Geocentric astronomy was also very convincing because, if you stand on the ground and look up the sky and notice how the Sun, Moon, Planets and Stars move across the sky, it damn well seems obvious that the Earth is stationary beneath your feet and the other things are moving around it. Why would anyone think otherwise? (The answer to that question, it turns out, is because of arcane mathematical considerations and subtle observational anomalies that were beyond the limits of observational accuracy before the 17th century.)

Most of the other reasons given for why heliocentrism did not catch on as soon as it was proposed are basically bullshit: the church authorities did not care (yes, they screwed over Galileo, but that was for other reasons), the Bible says nothing of any significance about the issue, and there is no evidence that people found the prospect of bigger universe unsettling.

The fact that they made logical sense based on the framework of limited knowledge and superstitions of the time.

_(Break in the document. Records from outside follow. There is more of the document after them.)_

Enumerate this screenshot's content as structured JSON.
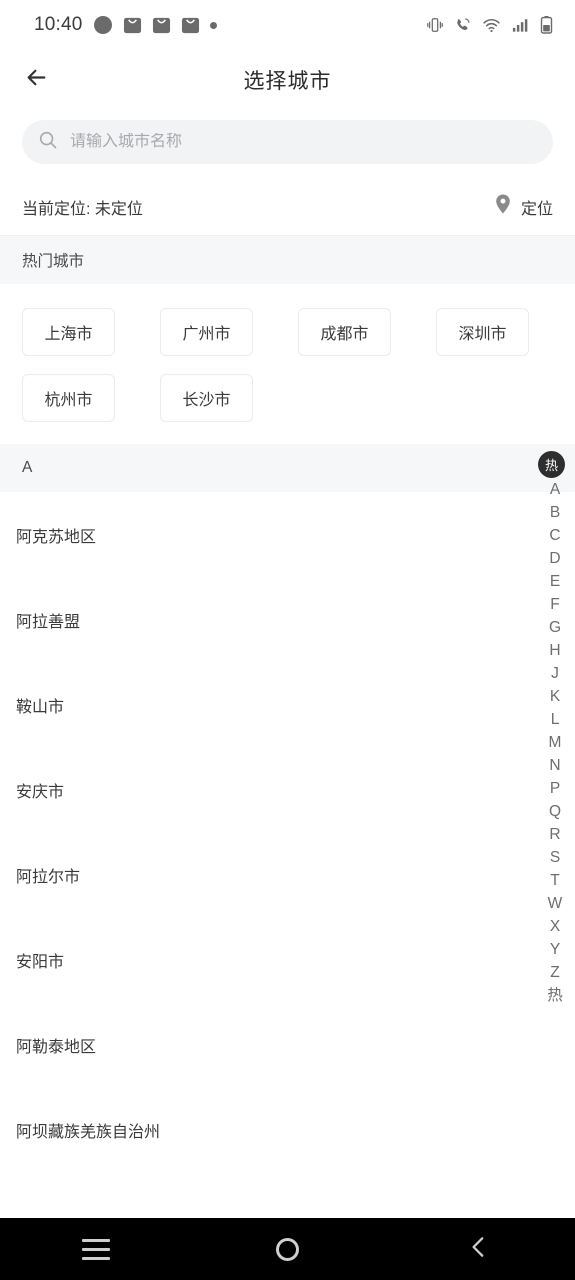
{
  "status_bar": {
    "time": "10:40",
    "left_icons": [
      "compass-icon",
      "mail-icon",
      "mail-icon",
      "mail-icon",
      "dot-icon"
    ],
    "right_icons": [
      "vibrate-icon",
      "wifi-call-icon",
      "wifi-icon",
      "signal-icon",
      "battery-icon"
    ]
  },
  "header": {
    "title": "选择城市",
    "back_icon": "arrow-left-icon"
  },
  "search": {
    "placeholder": "请输入城市名称",
    "value": "",
    "icon": "search-icon"
  },
  "location": {
    "label": "当前定位: 未定位",
    "button_label": "定位",
    "button_icon": "map-pin-icon"
  },
  "hot_section": {
    "title": "热门城市",
    "cities": [
      "上海市",
      "广州市",
      "成都市",
      "深圳市",
      "杭州市",
      "长沙市"
    ]
  },
  "list_section": {
    "letter": "A",
    "cities": [
      "阿克苏地区",
      "阿拉善盟",
      "鞍山市",
      "安庆市",
      "阿拉尔市",
      "安阳市",
      "阿勒泰地区",
      "阿坝藏族羌族自治州"
    ]
  },
  "index_bar": {
    "badge": "热",
    "letters": [
      "A",
      "B",
      "C",
      "D",
      "E",
      "F",
      "G",
      "H",
      "J",
      "K",
      "L",
      "M",
      "N",
      "P",
      "Q",
      "R",
      "S",
      "T",
      "W",
      "X",
      "Y",
      "Z",
      "热"
    ]
  },
  "nav_bar": {
    "recents_icon": "menu-icon",
    "home_icon": "circle-icon",
    "back_icon": "chevron-left-icon"
  },
  "colors": {
    "background": "#ffffff",
    "section_bg": "#f6f7f9",
    "search_bg": "#f2f3f5",
    "text_primary": "#3a3a3a",
    "text_muted": "#a6a9ad",
    "nav_bg": "#000000",
    "badge_bg": "#2e2e2e"
  }
}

I mean, look at Newtonian physics. It very accurately predicts a number of physical phenomena and is still taught in classrooms to this day. It was eventually replaced more esoterically by Special and General Relativity, because experimentation and ever more precise observation started to expose some anomalies that Newtonian physics couldn’t explain.

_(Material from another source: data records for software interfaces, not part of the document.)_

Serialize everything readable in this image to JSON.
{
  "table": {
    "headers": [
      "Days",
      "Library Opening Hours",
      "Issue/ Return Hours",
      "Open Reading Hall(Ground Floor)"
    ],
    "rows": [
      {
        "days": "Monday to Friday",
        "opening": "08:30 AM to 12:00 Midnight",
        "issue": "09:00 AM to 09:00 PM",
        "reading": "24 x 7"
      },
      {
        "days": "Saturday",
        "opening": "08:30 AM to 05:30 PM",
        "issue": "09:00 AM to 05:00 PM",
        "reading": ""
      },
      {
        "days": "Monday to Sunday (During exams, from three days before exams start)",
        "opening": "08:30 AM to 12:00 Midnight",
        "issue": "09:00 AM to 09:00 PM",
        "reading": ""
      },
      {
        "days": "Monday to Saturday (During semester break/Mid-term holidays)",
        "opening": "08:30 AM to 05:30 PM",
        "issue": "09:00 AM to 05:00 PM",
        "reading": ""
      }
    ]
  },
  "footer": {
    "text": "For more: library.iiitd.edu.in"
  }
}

Also, take the theory of evolution. No one believes* in evolution any more than someone can believe in air. The rigors of science does not require belief, per se. It requires evidence supporting a hypothesis, that can eventually be fleshed out into a full-fledged theory built on facts. Facts are things that are known merely from observation that isn’t open to much, if any interpretation… such that there is a fossil of a huge bone in the ground, or even a bright disc in the sky that provides light and heat during the day. The theory of the Sun (what it is, and how it works) is based from many hypotheses that all come together and have been rigorously tested, mountains of evidence accrued (exposing yet more facts) in such a manner that it’s convincing that this bright disc is just another star we dubbed the Sun, fusing hydrogen into helium as its gravity overcomes the strong nuclear force, and keeps the earth in orbit around it. It took many, many years and many, many brains to get even that far. Yet, it’s almost taken for granted now. Most theories start out as broad strokes and get ever more refined as mankind’s tools of observation become more precise and accurate. What makes certain theories more convincing than others is that no theory exists in a vacuum. The more evidence acquired, the easier it would be to refute if it doesn’t fit with all the other well established theories.

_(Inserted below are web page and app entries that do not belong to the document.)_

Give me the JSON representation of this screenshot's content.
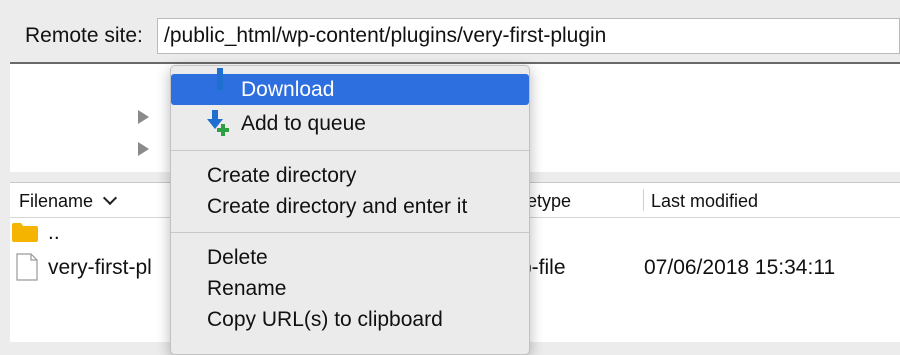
{
  "remote_site": {
    "label": "Remote site:",
    "path": "/public_html/wp-content/plugins/very-first-plugin"
  },
  "file_list": {
    "columns": [
      "Filename",
      "Filetype",
      "Last modified"
    ],
    "columns_visible": [
      "Filename",
      "letype",
      "Last modified"
    ],
    "rows": [
      {
        "name": "..",
        "icon": "folder-icon",
        "type": "",
        "modified": ""
      },
      {
        "name": "very-first-pl",
        "icon": "file-icon",
        "type": "p-file",
        "modified": "07/06/2018 15:34:11"
      }
    ]
  },
  "context_menu": {
    "items": [
      {
        "label": "Download",
        "icon": "download-icon",
        "highlighted": true
      },
      {
        "label": "Add to queue",
        "icon": "add-to-queue-icon"
      },
      {
        "label": "Create directory"
      },
      {
        "label": "Create directory and enter it"
      },
      {
        "label": "Delete"
      },
      {
        "label": "Rename"
      },
      {
        "label": "Copy URL(s) to clipboard"
      }
    ]
  },
  "colors": {
    "highlight": "#2e6fe0",
    "folder": "#f4b400",
    "download_arrow": "#1f6fd1",
    "queue_plus": "#2ea043"
  }
}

That said, it’s always possible that a new discovery about nature might render a ton of convincing and accepted theories wrong (or more likely, incomplete as in Newtonian Physics). It’s happened before, and could happen again and again. That’s what makes science distinct and important.
*Belief in the sense that it requires blind faith.

Particular scientists get all sorts of stuff wrong, which is what peer review and reproducibility are all about. There are fads also. I’m not sure how widely accepted phrenology was, but as soon as some studies could be done testing its predictive powers it went right to the trash heap.

To address the OP, one thing that makes a theory convincing is simplicity. The heliocentric theory was much simpler than epicycles, for example.

How many of the people who believed in phrenology were scientists?

Fake science may try to imitate real science. But when fake science gets discredited (usually be real science) it shouldn’t be used as evidence to discredit real science as well.


That bump, it means you are fishing for an answer to a question you haven’t asked yet. /phrenology

If you are going to bump the thread, how about responding to something that’s been posted or explaining what you think?